The Jakarta Post
The coastal people of Rembang, Central Java, are known for their long history of shipbuilding expertise. The recent discovery of a vessel in the village of Punjulharjo in Rembang district, estimated to date back to the 7th century, serves as archeological evidence.
The old kingdoms with strong naval forces in Java always had flourishing shipbuilding ports in the northern coastal areas, from the Singasari period to the Majapahit Empire, the Demak Sultanate and to the rule of Islamic Mataram.
During the Dutch colonial era, shipyards supported the movement of cargo as well as Dutch troops in their control of Indonesia. Back then, many wooden freighters and warships with cannon were produced in Rembang.

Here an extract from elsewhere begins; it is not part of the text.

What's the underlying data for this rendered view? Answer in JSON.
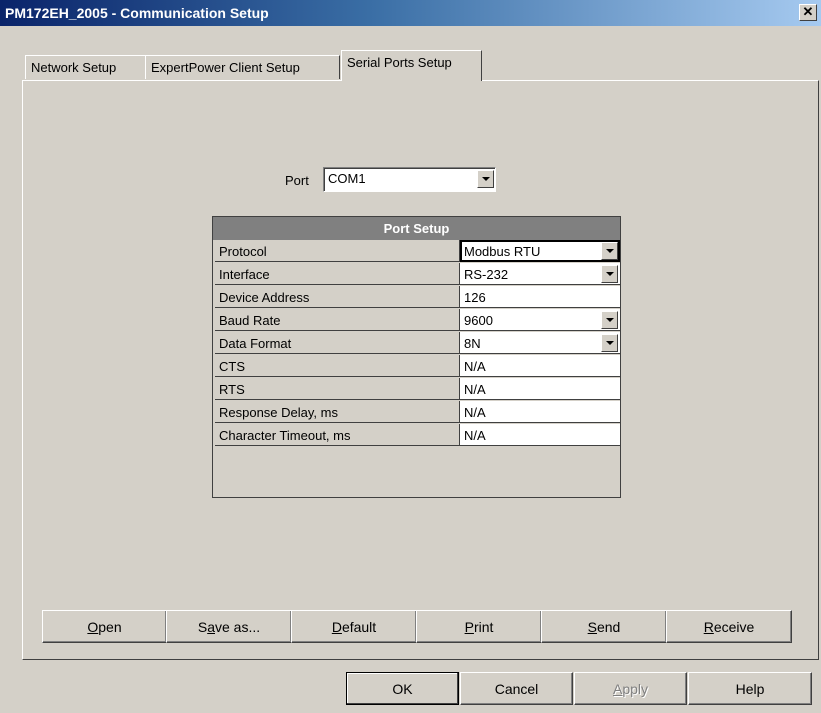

Later, during the Japanese occupation, the Japanese troops forced Rembang shipyards to build hundreds of wooden vessels with diesel engines. Some 44,000 workers toiled away to meet the orders.
The Rembang shipyards have moved from Lasem to Sarang in the same regency. Today, hundreds of shipbuilders continue to produce wooden ships, each costing up to Rp 2 billion (US$150,257), depending on the size. With fishing equipment, the price can reach Rp 5 billion.
Your premium period will expire in 0 day(s)close x